Amid its pandemic firefighting, the European Central Bank is ploughing on with a strategic review of its monetary policy framework. One previously neglected idea is coming into the discussion. Pablo Hernández de Cos, Spain’s central bank governor, suggests that the ECB could explore “yield curve control”, or the policy of directly setting long-term interest rates.

It is not a novel policy. Since 2016, the Bank of Japan has committed to keeping the market yield on 10-year Japanese government bonds near zero. The BoJ will buy or sell whatever quantity of bonds is needed to meet this goal.

Targeting long-term rates is an alternative to quantitative easing — mass bond buying — and forward guidance. It achieves directly what QE does indirectly: lower long-term market yields on benchmark securities so as to encourage investors to direct capital elsewhere, ideally to productive investment by businesses wishing to expand. It also directly affects the market cost of borrowing for longer periods, which forward guidance tries to achieve by signalling to markets that central banks will keep short-term rates low for some time into the future.

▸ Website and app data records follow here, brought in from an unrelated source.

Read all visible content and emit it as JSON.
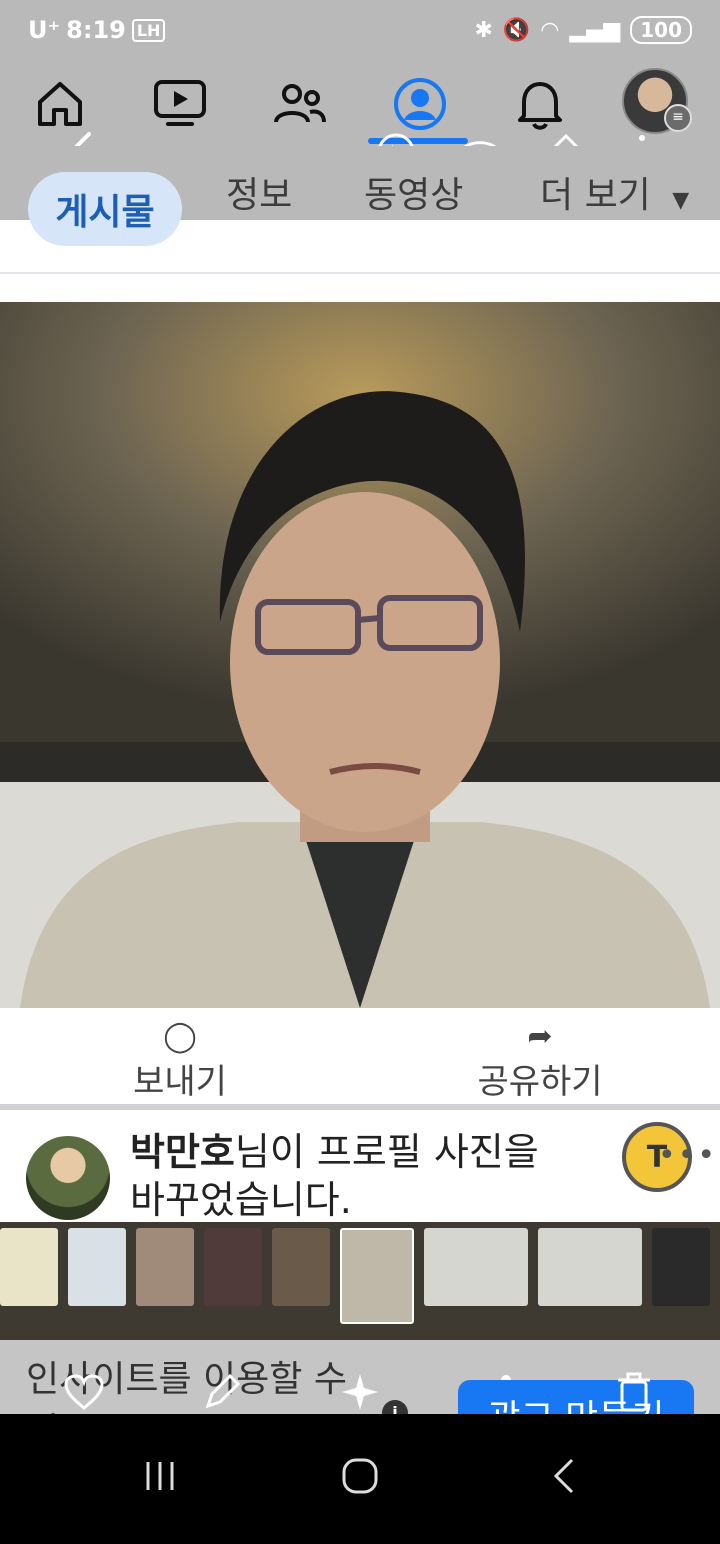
{
  "status": {
    "carrier": "U⁺",
    "time": "8:19",
    "badge": "LH",
    "battery": "100"
  },
  "nav": {
    "items": [
      "home",
      "watch",
      "friends",
      "profile",
      "notifications",
      "menu"
    ]
  },
  "tabs": [
    {
      "label": "게시물"
    },
    {
      "label": "정보"
    },
    {
      "label": "동영상"
    },
    {
      "label": "더 보기"
    }
  ],
  "actions": {
    "send": "보내기",
    "share": "공유하기"
  },
  "post": {
    "author": "박만호",
    "text_line1": "님이 프로필 사진을",
    "text_line2": "바꾸었습니다.",
    "more": "•••",
    "badge": "T"
  },
  "insight": {
    "text": "인사이트를 이용할 수",
    "text2": "없음",
    "info": "i",
    "ad_button": "광고 만들기"
  },
  "colors": {
    "accent": "#1877f2",
    "statusbar": "#b9b9b9"
  }
}
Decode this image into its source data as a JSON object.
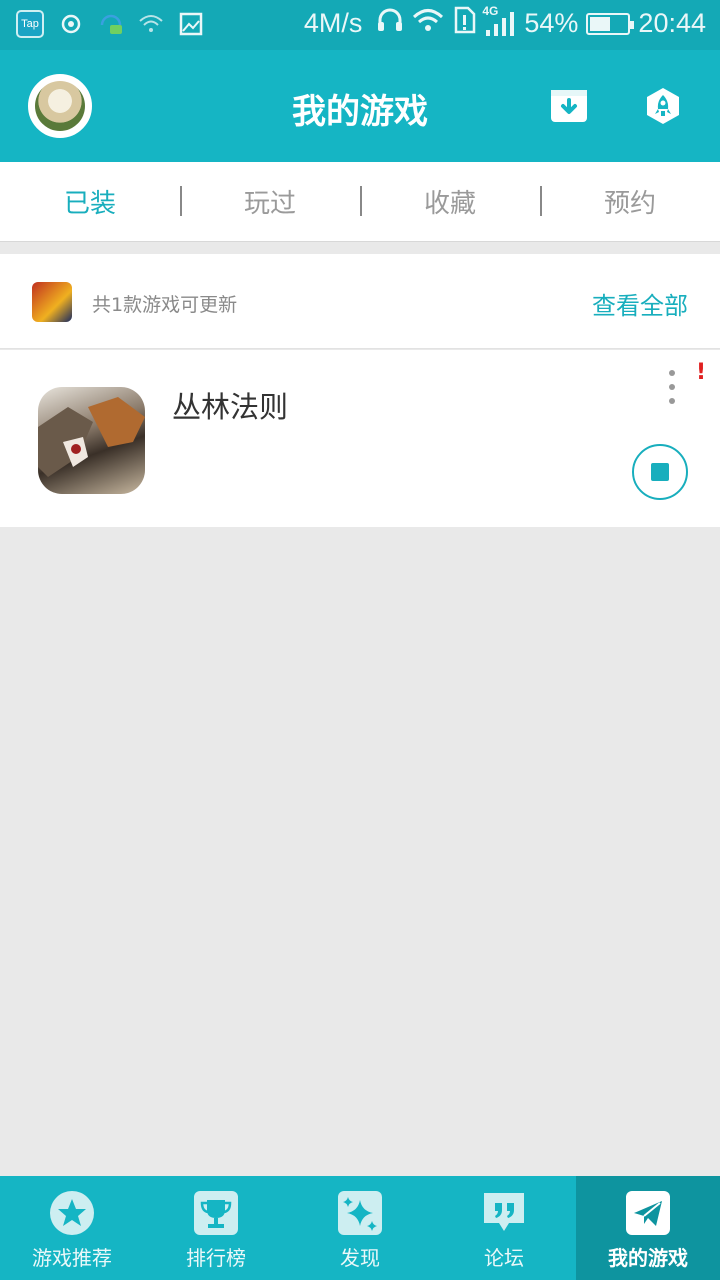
{
  "status_bar": {
    "tap_label": "Tap",
    "speed": "4M/s",
    "network": "4G",
    "battery": "54%",
    "battery_level": 0.54,
    "time": "20:44"
  },
  "header": {
    "title": "我的游戏"
  },
  "tabs": [
    {
      "label": "已装",
      "active": true
    },
    {
      "label": "玩过",
      "active": false
    },
    {
      "label": "收藏",
      "active": false
    },
    {
      "label": "预约",
      "active": false
    }
  ],
  "update_bar": {
    "text": "共1款游戏可更新",
    "link": "查看全部"
  },
  "game": {
    "name": "丛林法则",
    "alert": "!"
  },
  "bottom_nav": [
    {
      "label": "游戏推荐",
      "icon": "star-icon",
      "active": false
    },
    {
      "label": "排行榜",
      "icon": "trophy-icon",
      "active": false
    },
    {
      "label": "发现",
      "icon": "sparkle-icon",
      "active": false
    },
    {
      "label": "论坛",
      "icon": "forum-icon",
      "active": false
    },
    {
      "label": "我的游戏",
      "icon": "send-icon",
      "active": true
    }
  ],
  "colors": {
    "primary": "#15b5c4",
    "accent_text": "#18aebd",
    "nav_active": "#0e949f",
    "alert": "#e02020"
  }
}
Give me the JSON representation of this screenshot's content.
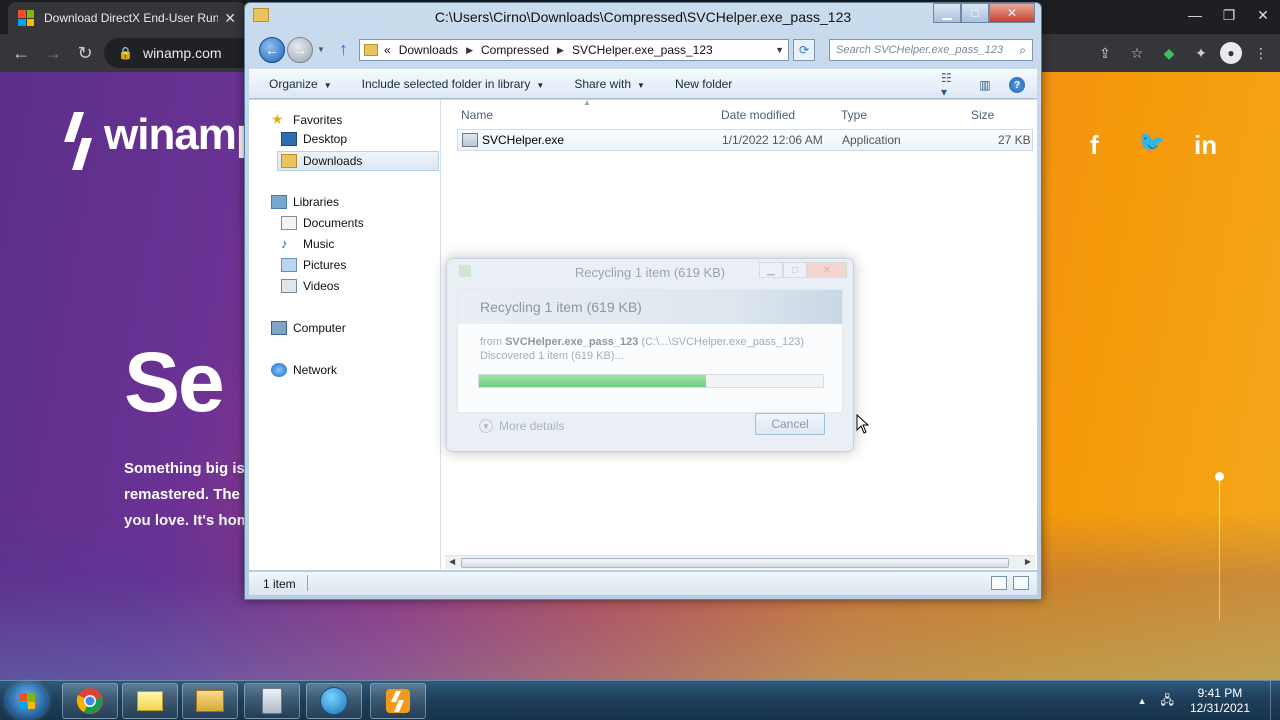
{
  "browser": {
    "tab_title": "Download DirectX End-User Runtim",
    "tab_close": "✕",
    "address": "winamp.com",
    "win_controls": [
      "—",
      "❐",
      "✕"
    ]
  },
  "page": {
    "logo_text": "winamp",
    "hero_text": "Se",
    "blurb_lines": [
      "Something big is",
      "remastered. The",
      "you love. It's hom"
    ],
    "social": [
      "f",
      "🐦",
      "in"
    ]
  },
  "explorer": {
    "title": "C:\\Users\\Cirno\\Downloads\\Compressed\\SVCHelper.exe_pass_123",
    "breadcrumb": [
      "«",
      "Downloads",
      "Compressed",
      "SVCHelper.exe_pass_123"
    ],
    "search_placeholder": "Search SVCHelper.exe_pass_123",
    "commands": [
      "Organize",
      "Include selected folder in library",
      "Share with",
      "New folder"
    ],
    "nav": {
      "favorites": "Favorites",
      "desktop": "Desktop",
      "downloads": "Downloads",
      "libraries": "Libraries",
      "documents": "Documents",
      "music": "Music",
      "pictures": "Pictures",
      "videos": "Videos",
      "computer": "Computer",
      "network": "Network"
    },
    "columns": [
      "Name",
      "Date modified",
      "Type",
      "Size"
    ],
    "files": [
      {
        "name": "SVCHelper.exe",
        "date": "1/1/2022 12:06 AM",
        "type": "Application",
        "size": "27 KB"
      }
    ],
    "status": "1 item"
  },
  "dialog": {
    "title": "Recycling 1 item (619 KB)",
    "heading": "Recycling 1 item (619 KB)",
    "from_prefix": "from",
    "from_name": "SVCHelper.exe_pass_123",
    "from_path": "(C:\\...\\SVCHelper.exe_pass_123)",
    "discovered": "Discovered 1 item (619 KB)...",
    "progress_fraction": 0.66,
    "more_details": "More details",
    "cancel": "Cancel"
  },
  "taskbar": {
    "time": "9:41 PM",
    "date": "12/31/2021"
  },
  "colors": {
    "win_red": "#f25022",
    "win_green": "#7fba00",
    "win_blue": "#00a4ef",
    "win_yellow": "#ffb900"
  }
}
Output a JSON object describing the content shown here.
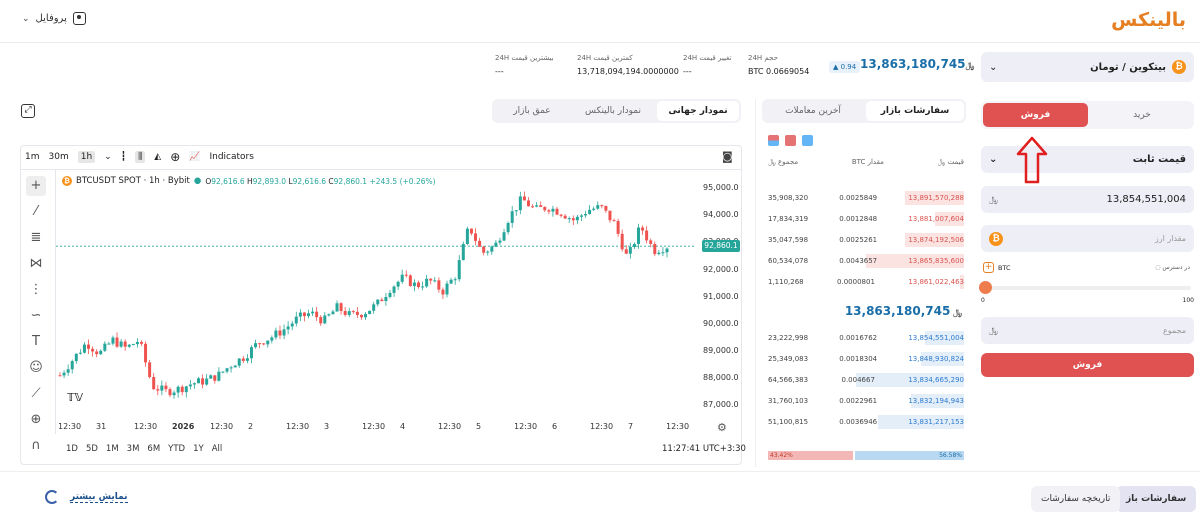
{
  "header": {
    "logo": "بالینکس",
    "profile": "پروفایل"
  },
  "colors": {
    "brand": "#e67e22",
    "sell": "#e05252",
    "buy_blue": "#2c7bd0",
    "positive": "#26a69a"
  },
  "market": {
    "pair": "بیتکوین / تومان",
    "last_price": "13,863,180,745",
    "change": "0.94",
    "stats": [
      {
        "label": "حجم 24H",
        "value": "BTC 0.0669054"
      },
      {
        "label": "تغییر قیمت 24H",
        "value": "---"
      },
      {
        "label": "کمترین قیمت 24H",
        "value": "13,718,094,194.0000000"
      },
      {
        "label": "بیشترین قیمت 24H",
        "value": "---"
      }
    ]
  },
  "trade": {
    "buy_tab": "خرید",
    "sell_tab": "فروش",
    "order_type": "قیمت ثابت",
    "price_value": "13,854,551,004",
    "amount_placeholder": "مقدار ارز",
    "available_label": "در دسترس",
    "asset": "BTC",
    "slider_min": "0",
    "slider_max": "100",
    "total_placeholder": "مجموع",
    "submit": "فروش"
  },
  "chart_tabs": [
    "نمودار جهانی",
    "نمودار بالینکس",
    "عمق بازار"
  ],
  "chart_toolbar": {
    "tf1": "1m",
    "tf2": "30m",
    "tf3": "1h",
    "indicators": "Indicators"
  },
  "chart_legend": {
    "symbol": "BTCUSDT SPOT · 1h · Bybit",
    "o": "92,616.6",
    "h": "92,893.0",
    "l": "92,616.6",
    "c": "92,860.1",
    "chg": "+243.5 (+0.26%)",
    "last_label": "92,860.1"
  },
  "chart_data": {
    "type": "candlestick",
    "title": "BTCUSDT SPOT · 1h · Bybit",
    "y_ticks": [
      "95,000.0",
      "94,000.0",
      "93,000.0",
      "92,000.0",
      "91,000.0",
      "90,000.0",
      "89,000.0",
      "88,000.0",
      "87,000.0"
    ],
    "ylim": [
      86600,
      95300
    ],
    "x_ticks": [
      "12:30",
      "31",
      "12:30",
      "2026",
      "12:30",
      "2",
      "12:30",
      "3",
      "12:30",
      "4",
      "12:30",
      "5",
      "12:30",
      "6",
      "12:30",
      "7",
      "12:30"
    ],
    "close_path": [
      88100,
      88700,
      89300,
      88900,
      89400,
      89100,
      89400,
      87700,
      87500,
      87600,
      87800,
      87900,
      88100,
      88500,
      88800,
      89300,
      89500,
      89800,
      90200,
      90400,
      90100,
      90600,
      90300,
      90400,
      90700,
      91300,
      91700,
      91400,
      91600,
      91200,
      91800,
      93600,
      92600,
      92900,
      93900,
      94600,
      94200,
      94300,
      94100,
      93800,
      94200,
      94300,
      93700,
      92400,
      93600,
      92700,
      92860
    ],
    "last_value": 92860.1
  },
  "chart_bottom": {
    "ranges": [
      "1D",
      "5D",
      "1M",
      "3M",
      "6M",
      "YTD",
      "1Y",
      "All"
    ],
    "time": "11:27:41 UTC+3:30"
  },
  "orderbook": {
    "tab_market": "سفارشات بازار",
    "tab_trades": "آخرین معاملات",
    "col_price": "قیمت",
    "col_amount": "مقدار",
    "col_amount_unit": "BTC",
    "col_total": "مجموع",
    "asks": [
      {
        "total": "35,908,320",
        "amount": "0.0025849",
        "price": "13,891,570,288",
        "fill": 0.3
      },
      {
        "total": "17,834,319",
        "amount": "0.0012848",
        "price": "13,881,007,604",
        "fill": 0.15
      },
      {
        "total": "35,047,598",
        "amount": "0.0025261",
        "price": "13,874,192,506",
        "fill": 0.3
      },
      {
        "total": "60,534,078",
        "amount": "0.0043657",
        "price": "13,865,835,600",
        "fill": 0.5
      },
      {
        "total": "1,110,268",
        "amount": "0.0000801",
        "price": "13,861,022,463",
        "fill": 0.02
      }
    ],
    "mid_price": "13,863,180,745",
    "bids": [
      {
        "total": "23,222,998",
        "amount": "0.0016762",
        "price": "13,854,551,004",
        "fill": 0.2
      },
      {
        "total": "25,349,083",
        "amount": "0.0018304",
        "price": "13,848,930,824",
        "fill": 0.22
      },
      {
        "total": "64,566,383",
        "amount": "0.004667",
        "price": "13,834,665,290",
        "fill": 0.55
      },
      {
        "total": "31,760,103",
        "amount": "0.0022961",
        "price": "13,832,194,943",
        "fill": 0.27
      },
      {
        "total": "51,100,815",
        "amount": "0.0036946",
        "price": "13,831,217,153",
        "fill": 0.44
      }
    ],
    "sell_pct": "43.42%",
    "buy_pct": "56.58%",
    "sell_ratio": 0.4342
  },
  "bottom": {
    "tab_open": "سفارشات باز",
    "tab_history": "تاریخچه سفارشات",
    "show_more": "نمایش بیشتر"
  }
}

Why use a tool that gets the same results through other means?

The first answer is that it does so more effectively. Compared with QE, directly targeting 10-year borrowing costs takes the guesswork out of how many government bonds the central bank must buy to achieve what it deems appropriate financial conditions. Compared with forward guidance, direct targeting removes the risk to financial intermediaries that the central bank may not make good on its guidance, and change short rates sooner than it now predicts. This also means the central bank does not hurt its own credibility if it needs to tighten sooner than it thought.

A second answer is that precisely because yield curve control makes little difference to other tools today, now is the least disruptive time to introduce it. At some point policy will need changing, perhaps to tighten in a recovery, or perhaps to offset upward pressure on market rates from US budget stimulus.

In either case, yield curve control would let the ECB move or keep long rates where it sees fit, and avoid politically difficult and technically uncertain deliberation of how many bonds to buy. In fact, Japan’s experience shows that explicitly targeting the 10-year rate reduces the need to buy bonds at all. That should be attractive for the ECB. Its original decisions to engage in large-scale bond purchases were politically excruciating, and thus too slow.

A third argument is that lowering — or lifting — rates is far simpler to communicate to the public than bond purchase programmes in the trillions.

What are the arguments against it? One is that yield curve control falls under the treaty prohibition on credit facilities to governments. But why should targeting long-term market rates be less acceptable than buying huge amounts of government bonds to achieve the same result?

Another objection is that there is no obvious long-term bond yield to target. There are 19 eurozone sovereigns, and the ECB currently buys a portfolio of all their debts. But this objection no longer applies. The EU is ramping up the issuance of common European bonds in order to fund its recovery policies. The yield of the 10-year common European bond would be a perfect benchmark for the ECB to target.

This would not address another motive for the ECB’s bond-buying, which is to keep securities markets functioning smoothly, in particular for high-debt eurozone governments. But every economist is familiar with what is known as the Tinbergen rule: for each policy goal you need a dedicated instrument. Market functioning and optimal long-term market rates are different goals. Using yield curve control to achieve the latter leaves bond purchase programmes free to focus on the former.

But yield curve control could have a side benefit, too — one even more important than its main function as a monetary policy tool. Making the common European bond yield an operational target for monetary policy would encourage markets to adopt it as a benchmark for pricing other securities. In time, this would help nudge European banks away from their bias towards holding their own national government’s bonds, a source of instability the ECB and other EU policymakers want to reduce.

Adopting yield curve control today would not just improve monetary policymaking. It would also give significant support to the EU’s policy objective of a banking union. Beyond its price stability mandate, this is a form of support the ECB is treaty-bound to give.